What you need to know

It is important for you to know your rights when it comes to personal information. Your student record is comprised of personal, academic, and financial records. Access is limited to you and MIT officials who have a legitimate educational interest. In addition, the Family Educational Rights and Privacy Act of 1974 (FERPA) gives you some control over the disclosure of certain pieces of personally identifiable information in your academic record.

Your personal record includes

  • Your legal name
  • Your social security number
  • Your date of birth
  • Your term and home address and phone
  • Your email address

Your academic record includes

  • Your Internal Grade Report, including subjects and grades for prior terms
  • Your GIR audit based on subjects completed
  • Your subject registration for the current term, including projected GIR audit based on current and completed subjects, and any applied transfer credit
  • During pre-registration — the list of subjects you selected for the upcoming term
  • Between pre-registration and the beginning of classes — your class schedule for the fall and spring semesters

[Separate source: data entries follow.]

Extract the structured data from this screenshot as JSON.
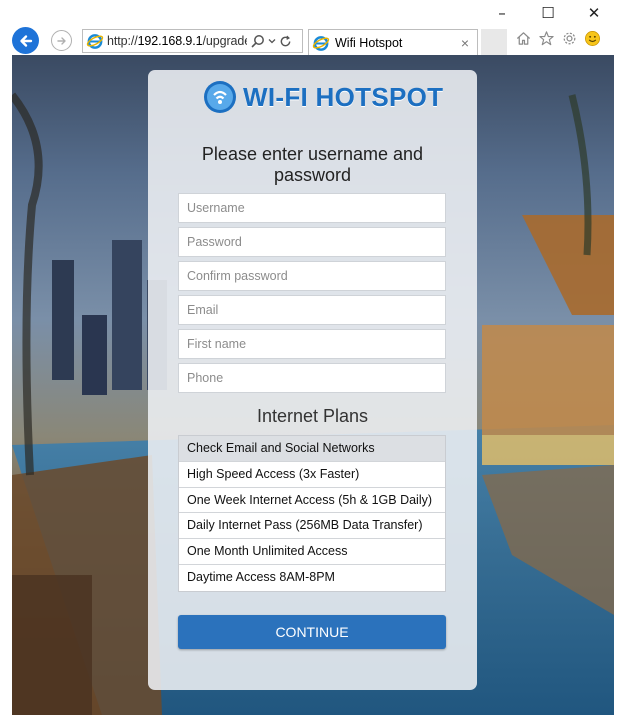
{
  "browser": {
    "address_prefix": "http://",
    "address_host": "192.168.9.1",
    "address_path": "/upgrade",
    "tab_title": "Wifi Hotspot",
    "tab_close": "×",
    "window_minimize": "–",
    "window_maximize": "☐",
    "window_close": "✕"
  },
  "hotspot": {
    "logo_text": "WI-FI HOTSPOT",
    "heading": "Please enter username and password",
    "fields": {
      "username": "Username",
      "password": "Password",
      "confirm_password": "Confirm password",
      "email": "Email",
      "first_name": "First name",
      "phone": "Phone"
    },
    "plans_title": "Internet Plans",
    "plans": [
      "Check Email and Social Networks",
      "High Speed Access (3x Faster)",
      "One Week Internet Access (5h & 1GB Daily)",
      "Daily Internet Pass (256MB Data Transfer)",
      "One Month Unlimited Access",
      "Daytime Access 8AM-8PM"
    ],
    "selected_plan": "Check Email and Social Networks",
    "continue_label": "CONTINUE"
  },
  "colors": {
    "accent": "#2b72bc",
    "logo": "#1c6fc1",
    "back_button": "#1e73d8"
  }
}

About your financial record


What you can access

  • Your personal information in MIT’s people directory
  • Your personal and academic records on WebSIS
  • Your financial records, maintained by SFS

What other people can access

  • Anyone can access MIT’s online people directory.
  • Your faculty advisor and department administrator can view your academic record.
  • First-year students and undesignated sophomores — the Office of the First Year can view and print your academic record.
  • Class lists and prerequisite reports — available to instructors and department administrators — include your email and address information.

What you can’t access

  • Unless otherwise permitted or required by law, you may only inspect, review, or be informed of information directly related to yourself.
  • You cannot access confidential letters of recommendation, faculty and staff records that are restricted to their personal use, parents’ financial records, and records that contain information on other students.